People complaining about his Nobel either don’t understand or it’s just a plain old case of sour grapes. I’ve seen several literary writers who have turned their noses up at the Dylan thing, like Gary Shteyngart. Well, I’ve got news for you, Gary: There are a lot of deserving writers who have never gotten the Nobel Prize. And Gary Shteyngart will probably be one of them. That’s no reflection on his work. You have to rise to the level of a Faulkner if you’re an American.

A.J. Jacobs: ‘Empathy is such an important skill for writers…’

AJ Jacobs (GalleyCat)A.J. Jacobs has lived an incredibly interesting life. To the delight of his readers, he chronicles his experiments in articles for Esquire magazine and in his funny books which include The Know-it-All, The Year of Living Biblically, My Life as an Experiment, and Drop Dead Healthy. Recently, we spoke Jacobs to discuss the intricacies of writing, the Global Family Reunion event, and all the experiments he has intends to tackle in the near future. Check out the highlights from our interview below… Q: How did you land your first book deal?
A: I wrote an article for a (now-defunct) magazine called The Nose. It wasn’t even an article. It was a silly little chart about the alleged similarities between Elvis Presley and Jesus Christ (Jesus walked on water in The Sea of Galilee; Elvis surfed in the movie Blue Hawaii — that kind of thing). For some reason, I was deluded enough to think ...

James Patterson to Speak at University of the Pacific Commencement

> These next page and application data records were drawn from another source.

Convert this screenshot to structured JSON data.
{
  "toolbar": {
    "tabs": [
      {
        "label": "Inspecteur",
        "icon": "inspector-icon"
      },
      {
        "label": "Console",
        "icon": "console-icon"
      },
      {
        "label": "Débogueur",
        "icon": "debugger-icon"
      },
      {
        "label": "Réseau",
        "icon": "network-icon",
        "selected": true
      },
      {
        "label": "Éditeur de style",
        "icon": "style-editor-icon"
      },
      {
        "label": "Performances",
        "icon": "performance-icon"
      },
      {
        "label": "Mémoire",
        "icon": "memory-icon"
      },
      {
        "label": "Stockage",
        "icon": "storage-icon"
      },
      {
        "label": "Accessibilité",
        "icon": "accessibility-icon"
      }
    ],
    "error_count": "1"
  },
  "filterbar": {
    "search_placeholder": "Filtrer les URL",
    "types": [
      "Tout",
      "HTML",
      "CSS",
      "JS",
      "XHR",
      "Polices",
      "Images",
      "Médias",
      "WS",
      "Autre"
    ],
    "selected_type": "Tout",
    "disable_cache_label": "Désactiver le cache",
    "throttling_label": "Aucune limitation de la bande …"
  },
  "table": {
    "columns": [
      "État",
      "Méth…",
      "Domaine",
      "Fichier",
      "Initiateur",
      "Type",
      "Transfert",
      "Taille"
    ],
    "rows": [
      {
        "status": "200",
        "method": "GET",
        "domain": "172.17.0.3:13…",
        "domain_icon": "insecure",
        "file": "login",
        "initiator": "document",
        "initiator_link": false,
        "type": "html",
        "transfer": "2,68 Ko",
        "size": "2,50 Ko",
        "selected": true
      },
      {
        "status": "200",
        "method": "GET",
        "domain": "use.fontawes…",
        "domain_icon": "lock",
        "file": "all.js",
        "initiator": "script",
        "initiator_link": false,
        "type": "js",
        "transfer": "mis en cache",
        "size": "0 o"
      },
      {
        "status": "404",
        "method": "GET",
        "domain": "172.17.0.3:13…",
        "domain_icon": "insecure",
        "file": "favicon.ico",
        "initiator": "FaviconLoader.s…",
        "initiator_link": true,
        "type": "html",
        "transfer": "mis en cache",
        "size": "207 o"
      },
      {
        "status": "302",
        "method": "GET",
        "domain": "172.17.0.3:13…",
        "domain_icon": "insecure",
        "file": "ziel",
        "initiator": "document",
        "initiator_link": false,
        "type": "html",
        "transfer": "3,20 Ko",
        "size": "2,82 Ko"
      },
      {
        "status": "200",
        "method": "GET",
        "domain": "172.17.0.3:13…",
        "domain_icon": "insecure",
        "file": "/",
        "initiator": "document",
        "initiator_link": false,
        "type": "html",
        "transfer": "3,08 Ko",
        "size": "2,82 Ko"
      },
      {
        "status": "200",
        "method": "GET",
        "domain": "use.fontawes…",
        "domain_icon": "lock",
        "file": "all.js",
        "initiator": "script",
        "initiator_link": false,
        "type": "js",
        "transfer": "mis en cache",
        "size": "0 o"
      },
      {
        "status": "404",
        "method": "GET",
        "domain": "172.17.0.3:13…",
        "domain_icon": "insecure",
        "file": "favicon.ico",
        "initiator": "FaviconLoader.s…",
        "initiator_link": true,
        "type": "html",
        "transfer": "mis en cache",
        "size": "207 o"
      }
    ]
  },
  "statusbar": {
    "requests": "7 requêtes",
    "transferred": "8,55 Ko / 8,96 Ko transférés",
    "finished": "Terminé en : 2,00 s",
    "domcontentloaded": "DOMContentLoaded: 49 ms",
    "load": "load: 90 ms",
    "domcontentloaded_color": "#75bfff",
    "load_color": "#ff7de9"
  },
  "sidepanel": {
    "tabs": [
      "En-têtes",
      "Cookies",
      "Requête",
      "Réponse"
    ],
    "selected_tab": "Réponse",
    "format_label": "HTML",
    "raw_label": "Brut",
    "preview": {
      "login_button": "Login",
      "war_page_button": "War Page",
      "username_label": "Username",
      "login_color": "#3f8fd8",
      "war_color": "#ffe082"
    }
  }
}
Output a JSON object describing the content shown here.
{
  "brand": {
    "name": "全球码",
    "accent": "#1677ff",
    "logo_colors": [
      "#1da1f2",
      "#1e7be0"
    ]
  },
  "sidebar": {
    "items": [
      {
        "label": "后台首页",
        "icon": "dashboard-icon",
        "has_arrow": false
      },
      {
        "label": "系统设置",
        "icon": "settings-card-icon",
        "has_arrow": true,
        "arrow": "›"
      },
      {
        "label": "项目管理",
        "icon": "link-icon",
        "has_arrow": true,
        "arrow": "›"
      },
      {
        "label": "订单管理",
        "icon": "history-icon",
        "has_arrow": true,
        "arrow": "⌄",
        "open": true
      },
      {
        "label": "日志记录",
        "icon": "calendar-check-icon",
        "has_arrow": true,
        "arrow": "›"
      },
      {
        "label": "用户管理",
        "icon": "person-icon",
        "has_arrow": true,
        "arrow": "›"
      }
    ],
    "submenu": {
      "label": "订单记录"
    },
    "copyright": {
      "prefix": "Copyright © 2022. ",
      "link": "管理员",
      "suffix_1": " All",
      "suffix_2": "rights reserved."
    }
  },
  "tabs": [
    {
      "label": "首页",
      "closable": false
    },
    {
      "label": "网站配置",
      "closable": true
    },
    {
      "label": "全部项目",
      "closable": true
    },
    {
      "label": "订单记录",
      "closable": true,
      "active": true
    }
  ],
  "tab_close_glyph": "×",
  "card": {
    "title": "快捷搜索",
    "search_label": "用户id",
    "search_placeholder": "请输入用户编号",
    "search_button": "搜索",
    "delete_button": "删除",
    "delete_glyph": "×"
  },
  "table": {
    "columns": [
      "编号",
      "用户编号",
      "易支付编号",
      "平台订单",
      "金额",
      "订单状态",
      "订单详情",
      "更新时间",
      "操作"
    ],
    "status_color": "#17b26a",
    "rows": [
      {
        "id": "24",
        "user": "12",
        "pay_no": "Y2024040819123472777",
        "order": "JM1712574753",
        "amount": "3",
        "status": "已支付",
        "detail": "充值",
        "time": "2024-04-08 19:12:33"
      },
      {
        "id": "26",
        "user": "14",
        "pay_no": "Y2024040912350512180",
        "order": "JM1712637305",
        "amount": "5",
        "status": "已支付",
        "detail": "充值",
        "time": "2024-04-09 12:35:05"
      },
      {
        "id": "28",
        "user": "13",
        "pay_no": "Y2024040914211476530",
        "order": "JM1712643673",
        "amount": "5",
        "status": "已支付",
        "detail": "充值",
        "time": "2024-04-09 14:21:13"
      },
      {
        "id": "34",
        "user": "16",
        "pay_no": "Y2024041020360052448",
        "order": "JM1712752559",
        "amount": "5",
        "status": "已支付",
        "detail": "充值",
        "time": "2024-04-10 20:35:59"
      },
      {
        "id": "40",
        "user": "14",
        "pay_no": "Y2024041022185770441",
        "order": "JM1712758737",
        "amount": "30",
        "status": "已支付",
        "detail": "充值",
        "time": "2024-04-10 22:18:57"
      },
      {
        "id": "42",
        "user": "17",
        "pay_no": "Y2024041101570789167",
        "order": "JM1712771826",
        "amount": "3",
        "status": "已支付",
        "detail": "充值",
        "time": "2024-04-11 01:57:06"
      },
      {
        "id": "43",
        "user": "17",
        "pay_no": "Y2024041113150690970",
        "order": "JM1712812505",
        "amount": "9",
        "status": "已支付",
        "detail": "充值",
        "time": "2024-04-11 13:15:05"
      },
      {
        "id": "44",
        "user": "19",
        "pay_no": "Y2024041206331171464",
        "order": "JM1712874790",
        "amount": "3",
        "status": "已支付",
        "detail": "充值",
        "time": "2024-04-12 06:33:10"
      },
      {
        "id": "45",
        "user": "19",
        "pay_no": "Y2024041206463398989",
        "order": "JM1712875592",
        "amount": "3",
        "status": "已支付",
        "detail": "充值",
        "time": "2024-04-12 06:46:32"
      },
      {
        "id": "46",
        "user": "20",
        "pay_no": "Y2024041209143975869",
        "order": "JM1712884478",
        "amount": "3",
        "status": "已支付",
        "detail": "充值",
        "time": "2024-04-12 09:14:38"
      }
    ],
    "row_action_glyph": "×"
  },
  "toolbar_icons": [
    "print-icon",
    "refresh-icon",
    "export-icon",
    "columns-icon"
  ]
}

Bestselling author James Patterson will be the commencement speaker at the University of Pacific’s graduation ceremony. Patterson’s involvement is personal. The Class of 2017 includes four aspiring teachers that attended the university thanks to support from the Patterson Family Foundation. The foundation has given out $7 million in scholarships to help support student teachers at universities around the country. Pacific’s graduation will take place on May 13. “I am so blessed to be here at Pacific and it is because of Mr. Patterson’s generous financial contribution to my college education that my dreams are coming true,” stated Taylor Dorsey, one of the recipients of the scholarship. “I can’t wait to begin my career as a teacher so I can make a difference in other people’s lives as Mr. Patterson has made in mine. I will never forget what he has done for me.”